The weather here in the Green Care service area since the beginning of 2019 has been keeping us on our toes with wild temperature swings and continuing wet weather. It’s been hard to know what season to dress for! Lately though, we’ve started to see signs of life, and hopefully more spring-like weather is here to stay.
With that, you may have started to gear up for spring lawn care, tuning up your mower for the first mowing of the year and surveying your lawn for areas that didn’t hold up as well through the winter. Those thinner or bare areas or spots covered by weeds may have you ready for a trip to the store for grass seed to repair these spots and finally get your lawn looking the way you want it—lush and green!
But before you rush off to buy that seed, we recommend you consider actually waiting until fall instead. While it may seem that spring is the best time to do this, here are 3 reasons why it’s actually not:
1. Summer Temperatures Will Undo Your Hard Work & Weeds May Take Over
Most lawns in our area are made up of cool season grasses, meaning they grow best in cooler temperatures like the ones we experience during the spring and fall. But when hot summer temperatures arrive, cool season grasses rely on the nutrients reserved in their roots. Growth slows and their crowns often go dormant.
This means that yes, you will probably be able to get some nice looking new grass growing in your lawn in the next few weeks. The problem is that new turf like this will not have the root development needed to survive the high temperatures of summer. Established turf can survive these high temperatures, but new turf usually cannot. So all of your hard work to plant, water, and care for your new grass will probably be undone once the heat of summer arrives.
As if this isn’t discouraging enough, not only is your new grass likely to die, but your hard work to prepare the area and water it has created the perfect spot for crabgrass and other weeds. These will often grow in place of the new grass that has died out in the summer.
All this to say, if you seed in the spring, you may be putting in time, money, and energy to end up with more weeds and less grass than you started with.

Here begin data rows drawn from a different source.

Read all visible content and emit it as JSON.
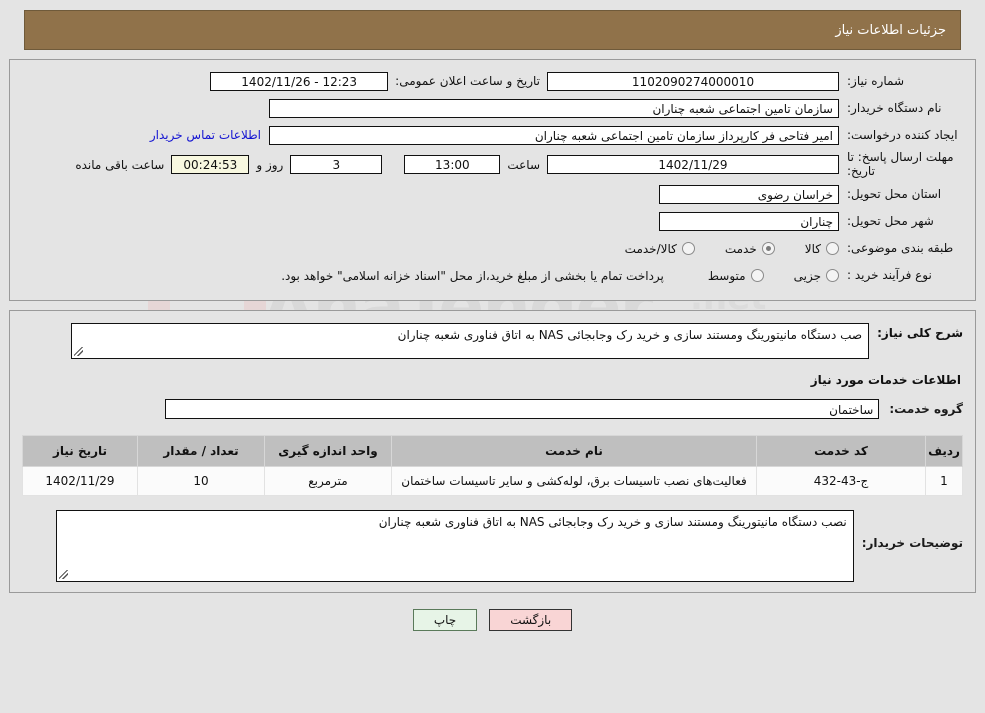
{
  "header": {
    "title": "جزئیات اطلاعات نیاز",
    "bg_color": "#90724a"
  },
  "top_form": {
    "need_number_label": "شماره نیاز:",
    "need_number_value": "1102090274000010",
    "announce_label": "تاریخ و ساعت اعلان عمومی:",
    "announce_value": "12:23 - 1402/11/26",
    "buyer_org_label": "نام دستگاه خریدار:",
    "buyer_org_value": "سازمان تامین اجتماعی شعبه چناران",
    "creator_label": "ایجاد کننده درخواست:",
    "creator_value": "امیر فتاحی فر کارپرداز سازمان تامین اجتماعی شعبه چناران",
    "contact_link": "اطلاعات تماس خریدار",
    "deadline_label": "مهلت ارسال پاسخ: تا تاریخ:",
    "deadline_date": "1402/11/29",
    "hour_label": "ساعت",
    "deadline_time": "13:00",
    "days_value": "3",
    "days_label": "روز و",
    "countdown_value": "00:24:53",
    "countdown_label": "ساعت باقی مانده",
    "province_label": "استان محل تحویل:",
    "province_value": "خراسان رضوی",
    "city_label": "شهر محل تحویل:",
    "city_value": "چناران",
    "category_label": "طبقه بندی موضوعی:",
    "category_options": [
      {
        "label": "کالا",
        "selected": false
      },
      {
        "label": "خدمت",
        "selected": true
      },
      {
        "label": "کالا/خدمت",
        "selected": false
      }
    ],
    "process_label": "نوع فرآیند خرید :",
    "process_options": [
      {
        "label": "جزیی",
        "selected": false
      },
      {
        "label": "متوسط",
        "selected": false
      }
    ],
    "process_note": "پرداخت تمام یا بخشی از مبلغ خرید،از محل \"اسناد خزانه اسلامی\" خواهد بود."
  },
  "summary": {
    "label": "شرح کلی نیاز:",
    "value": "صب دستگاه مانیتورینگ ومستند سازی و خرید رک وجابجائی NAS به اتاق فناوری شعبه چناران"
  },
  "services_section": {
    "heading": "اطلاعات خدمات مورد نیاز",
    "group_label": "گروه خدمت:",
    "group_value": "ساختمان",
    "table": {
      "columns": [
        "ردیف",
        "کد خدمت",
        "نام خدمت",
        "واحد اندازه گیری",
        "تعداد / مقدار",
        "تاریخ نیاز"
      ],
      "rows": [
        {
          "radif": "1",
          "code": "ج-43-432",
          "name": "فعالیت‌های نصب تاسیسات برق، لوله‌کشی و سایر تاسیسات ساختمان",
          "unit": "مترمربع",
          "qty": "10",
          "date": "1402/11/29"
        }
      ]
    }
  },
  "buyer_notes": {
    "label": "توضیحات خریدار:",
    "value": "نصب دستگاه مانیتورینگ ومستند سازی و خرید رک وجابجائی NAS به اتاق فناوری شعبه چناران"
  },
  "footer": {
    "print_label": "چاپ",
    "back_label": "بازگشت"
  },
  "watermark": {
    "brand": "AnaTender",
    "suffix": ".net"
  }
}
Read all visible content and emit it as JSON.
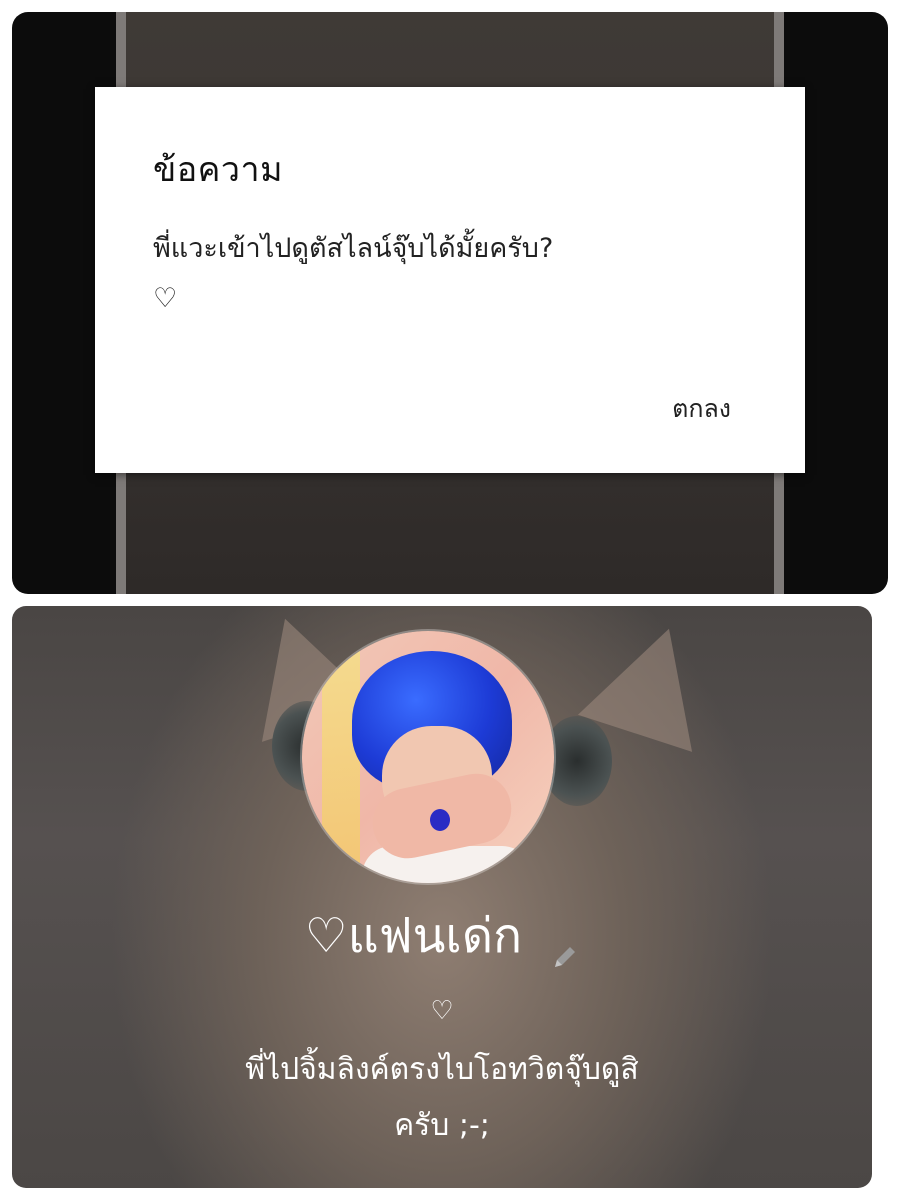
{
  "dialog": {
    "title": "ข้อความ",
    "message": "พี่แวะเข้าไปดูตัสไลน์จุ๊บได้มั้ยครับ?\n♡",
    "ok_label": "ตกลง"
  },
  "profile": {
    "name": "♡แฟนเด่ก",
    "heart": "♡",
    "status_message": "พี่ไปจิ้มลิงค์ตรงไบโอทวิตจุ๊บดูสิ\nครับ ;-;"
  },
  "colors": {
    "dialog_background": "#ffffff",
    "top_panel_background": "#0c0c0c",
    "profile_text": "#ffffff",
    "avatar_hair": "#1d3bd6"
  },
  "icons": {
    "edit": "pencil-icon"
  }
}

2. Fertilizer Needed for New Grass May Harm Your Lawn
New grass seed benefits from fertilization, specifically nitrogen fertilizers. So you while you’re out grabbing that grass seed, you may also buy some of that. What you may not know is that certain fertilizers can do more harm than good to grass when they are applied at the wrong times and in the wrong quantities.
Nitrogen fertilizers, especially in high rates, are not recommended for cool season grasses in the spring. According to VCE, this often leads to serious problems with disease, insects, or drought later in the year. For more information on recommended fertilizers, check out this VCE publication or get in touch with Green Care to discuss your options.
3. You’re Fighting Against Pre-Emergent Treatments
If you’re a Green Care customer, this is the time of year that we apply our first rounds of pre-emergent treatments for weed seeds to your lawn. This service prevents crabgrass and other common weeds from germinating and becoming a problem in your lawn this spring and summer.
Pre-emergent products work by preventing seed germination. So if you are putting grass seed out on your lawn and doing everything you can to get that grass to grow at the same time that we are applying pre-emergents to prevent weed seeds from growing, we are working against each other! Besides leaving everyone frustrated, keep in mind that our pre-emergents are likely to win the battle because most pre-emergents for weeds will also prevent desirable grass seed from germinating.
Wait Until Fall to Seed Your Lawn
Hopefully we’ve convinced you of the benefits to holding off on spring seeding and waiting until fall instead! With anything, there are exceptions. For example, heavily wooded lawns typically need to be seeded in the spring before leaves bud out on trees. But for the most part, we recommend fall seeding.
However, that doesn’t mean you have to sit back and do nothing this spring! Get in touch with Green Care today to discuss steps you can take now, as well as how we can work with you to improve your lawn’s health.